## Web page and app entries
Content starts

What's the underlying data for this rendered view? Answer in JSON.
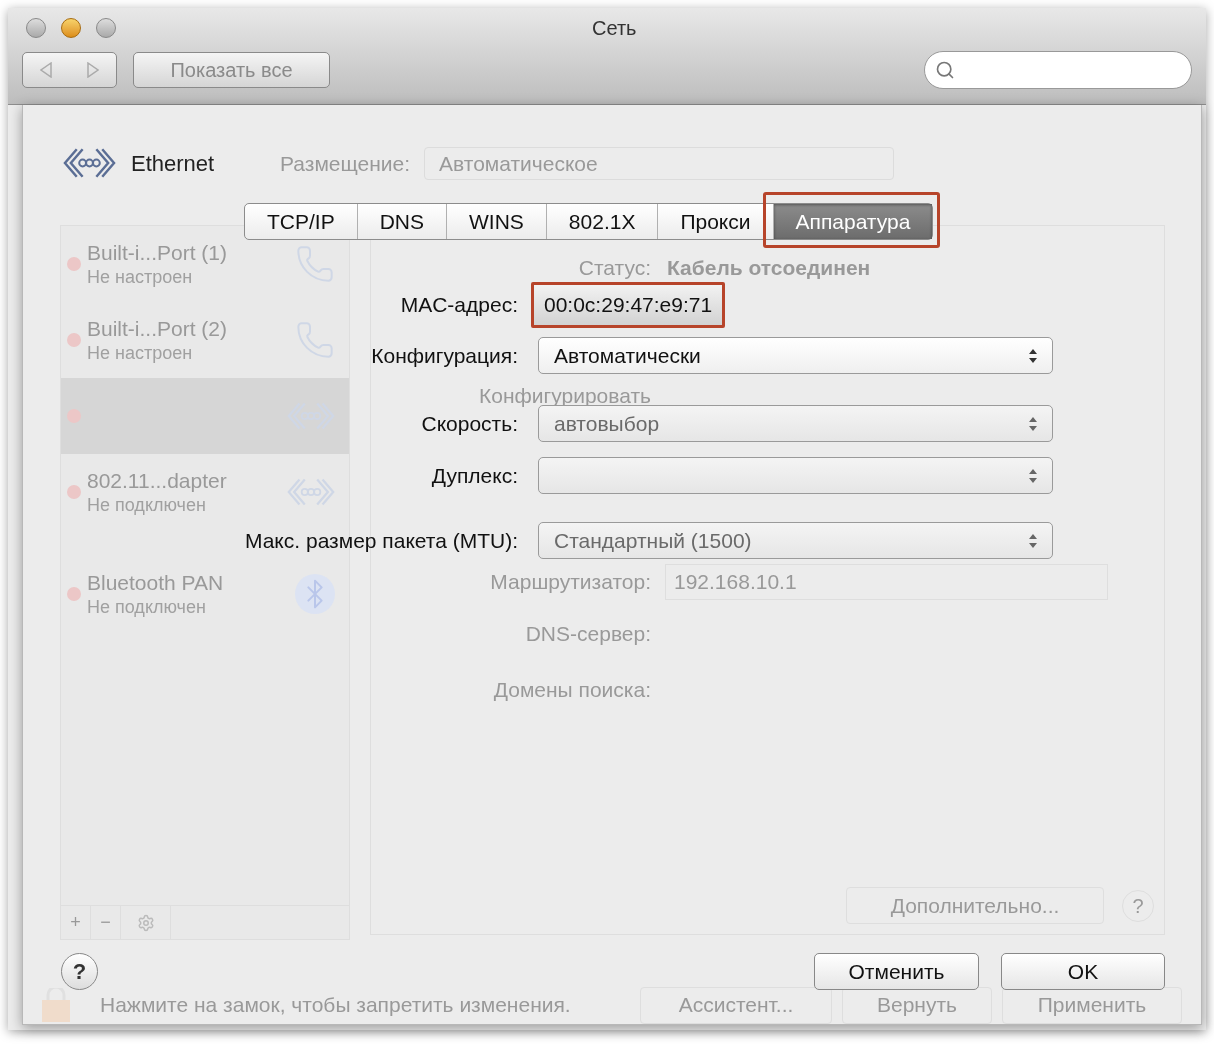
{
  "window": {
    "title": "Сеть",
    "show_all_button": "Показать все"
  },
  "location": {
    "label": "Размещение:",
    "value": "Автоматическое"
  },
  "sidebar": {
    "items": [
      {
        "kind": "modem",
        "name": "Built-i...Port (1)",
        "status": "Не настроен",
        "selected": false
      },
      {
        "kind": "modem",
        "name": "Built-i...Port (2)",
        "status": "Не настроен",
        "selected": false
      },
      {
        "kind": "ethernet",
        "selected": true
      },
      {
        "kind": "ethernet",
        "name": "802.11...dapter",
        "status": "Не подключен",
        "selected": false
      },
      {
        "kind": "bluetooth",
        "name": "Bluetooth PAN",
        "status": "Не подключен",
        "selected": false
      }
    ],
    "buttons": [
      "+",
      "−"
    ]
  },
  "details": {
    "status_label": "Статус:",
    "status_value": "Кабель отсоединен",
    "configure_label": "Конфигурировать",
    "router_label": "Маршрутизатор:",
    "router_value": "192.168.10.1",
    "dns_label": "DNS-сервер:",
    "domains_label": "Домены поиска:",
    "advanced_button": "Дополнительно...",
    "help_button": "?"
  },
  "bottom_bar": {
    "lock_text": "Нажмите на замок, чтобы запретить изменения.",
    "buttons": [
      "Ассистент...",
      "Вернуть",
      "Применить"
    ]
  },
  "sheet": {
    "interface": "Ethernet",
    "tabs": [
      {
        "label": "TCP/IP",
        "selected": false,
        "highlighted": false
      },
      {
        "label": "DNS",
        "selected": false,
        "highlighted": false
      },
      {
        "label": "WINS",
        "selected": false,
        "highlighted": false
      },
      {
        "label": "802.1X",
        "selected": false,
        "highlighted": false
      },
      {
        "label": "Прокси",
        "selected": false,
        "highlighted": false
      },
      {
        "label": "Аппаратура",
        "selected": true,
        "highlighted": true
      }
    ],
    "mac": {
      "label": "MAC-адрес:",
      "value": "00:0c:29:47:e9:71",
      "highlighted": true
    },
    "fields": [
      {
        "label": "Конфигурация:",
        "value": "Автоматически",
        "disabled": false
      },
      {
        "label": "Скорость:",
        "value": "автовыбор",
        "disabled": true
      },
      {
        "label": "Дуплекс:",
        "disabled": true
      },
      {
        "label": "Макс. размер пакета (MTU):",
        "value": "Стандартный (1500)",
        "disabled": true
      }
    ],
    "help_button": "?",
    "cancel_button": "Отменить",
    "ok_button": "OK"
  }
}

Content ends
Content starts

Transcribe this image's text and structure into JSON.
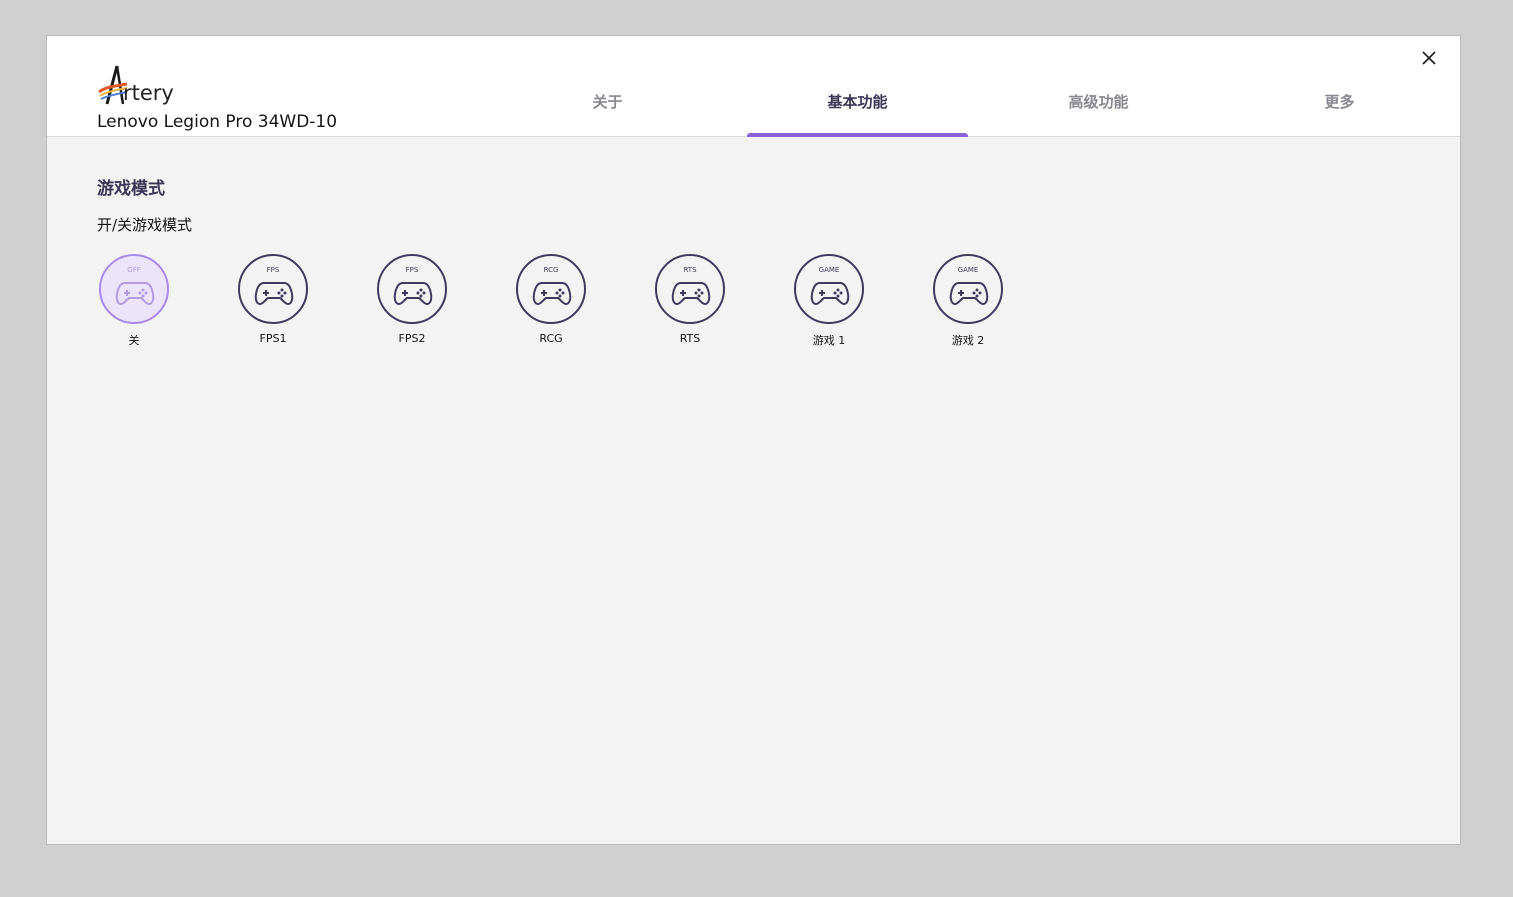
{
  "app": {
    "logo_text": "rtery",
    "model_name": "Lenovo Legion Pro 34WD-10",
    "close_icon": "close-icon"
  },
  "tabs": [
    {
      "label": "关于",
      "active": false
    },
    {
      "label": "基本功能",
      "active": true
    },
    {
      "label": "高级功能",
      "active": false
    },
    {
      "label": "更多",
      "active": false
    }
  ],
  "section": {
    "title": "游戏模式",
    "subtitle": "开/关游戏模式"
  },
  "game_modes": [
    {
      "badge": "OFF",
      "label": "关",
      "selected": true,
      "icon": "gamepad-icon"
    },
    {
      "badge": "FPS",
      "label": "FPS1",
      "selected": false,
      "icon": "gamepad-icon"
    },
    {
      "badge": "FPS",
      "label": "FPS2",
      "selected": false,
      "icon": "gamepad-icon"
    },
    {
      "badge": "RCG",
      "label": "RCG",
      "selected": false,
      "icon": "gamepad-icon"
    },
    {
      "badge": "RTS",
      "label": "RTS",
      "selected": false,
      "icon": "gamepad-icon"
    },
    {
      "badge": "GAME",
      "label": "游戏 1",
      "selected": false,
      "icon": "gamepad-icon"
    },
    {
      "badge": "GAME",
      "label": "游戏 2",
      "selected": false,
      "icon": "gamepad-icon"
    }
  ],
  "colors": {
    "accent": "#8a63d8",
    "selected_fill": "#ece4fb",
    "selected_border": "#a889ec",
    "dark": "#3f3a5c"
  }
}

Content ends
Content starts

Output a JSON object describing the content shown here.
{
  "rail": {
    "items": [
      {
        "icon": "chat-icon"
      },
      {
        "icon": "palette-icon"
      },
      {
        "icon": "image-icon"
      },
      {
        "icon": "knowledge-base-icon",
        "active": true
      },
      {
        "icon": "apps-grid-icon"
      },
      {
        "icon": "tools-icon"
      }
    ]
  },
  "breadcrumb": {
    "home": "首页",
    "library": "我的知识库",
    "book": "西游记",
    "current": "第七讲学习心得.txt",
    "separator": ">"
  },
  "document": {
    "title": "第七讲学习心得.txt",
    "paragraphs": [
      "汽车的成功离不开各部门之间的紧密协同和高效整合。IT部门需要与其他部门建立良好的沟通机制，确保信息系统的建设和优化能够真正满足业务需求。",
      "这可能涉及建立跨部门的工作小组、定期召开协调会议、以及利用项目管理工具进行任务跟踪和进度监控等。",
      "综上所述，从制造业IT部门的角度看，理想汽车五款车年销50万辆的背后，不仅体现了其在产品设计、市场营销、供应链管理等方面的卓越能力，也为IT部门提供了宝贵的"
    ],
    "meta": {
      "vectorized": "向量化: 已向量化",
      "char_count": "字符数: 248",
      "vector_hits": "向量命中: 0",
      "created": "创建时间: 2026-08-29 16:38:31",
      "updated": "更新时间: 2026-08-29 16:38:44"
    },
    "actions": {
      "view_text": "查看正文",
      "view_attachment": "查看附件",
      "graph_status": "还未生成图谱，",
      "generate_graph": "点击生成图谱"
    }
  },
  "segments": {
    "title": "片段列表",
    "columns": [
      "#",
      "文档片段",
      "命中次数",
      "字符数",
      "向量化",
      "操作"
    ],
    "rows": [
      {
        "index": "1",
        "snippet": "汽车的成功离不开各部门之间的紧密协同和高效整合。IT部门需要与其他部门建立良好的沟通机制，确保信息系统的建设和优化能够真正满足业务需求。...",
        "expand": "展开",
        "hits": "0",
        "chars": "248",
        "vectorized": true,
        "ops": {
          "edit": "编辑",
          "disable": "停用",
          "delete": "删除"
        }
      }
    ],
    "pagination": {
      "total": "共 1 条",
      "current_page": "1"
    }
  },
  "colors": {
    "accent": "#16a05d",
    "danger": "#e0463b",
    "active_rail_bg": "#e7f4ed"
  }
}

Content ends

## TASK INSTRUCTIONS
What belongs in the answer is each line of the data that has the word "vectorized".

## THE ANSWER
      "vectorized": "向量化: 已向量化",
        "vectorized": true,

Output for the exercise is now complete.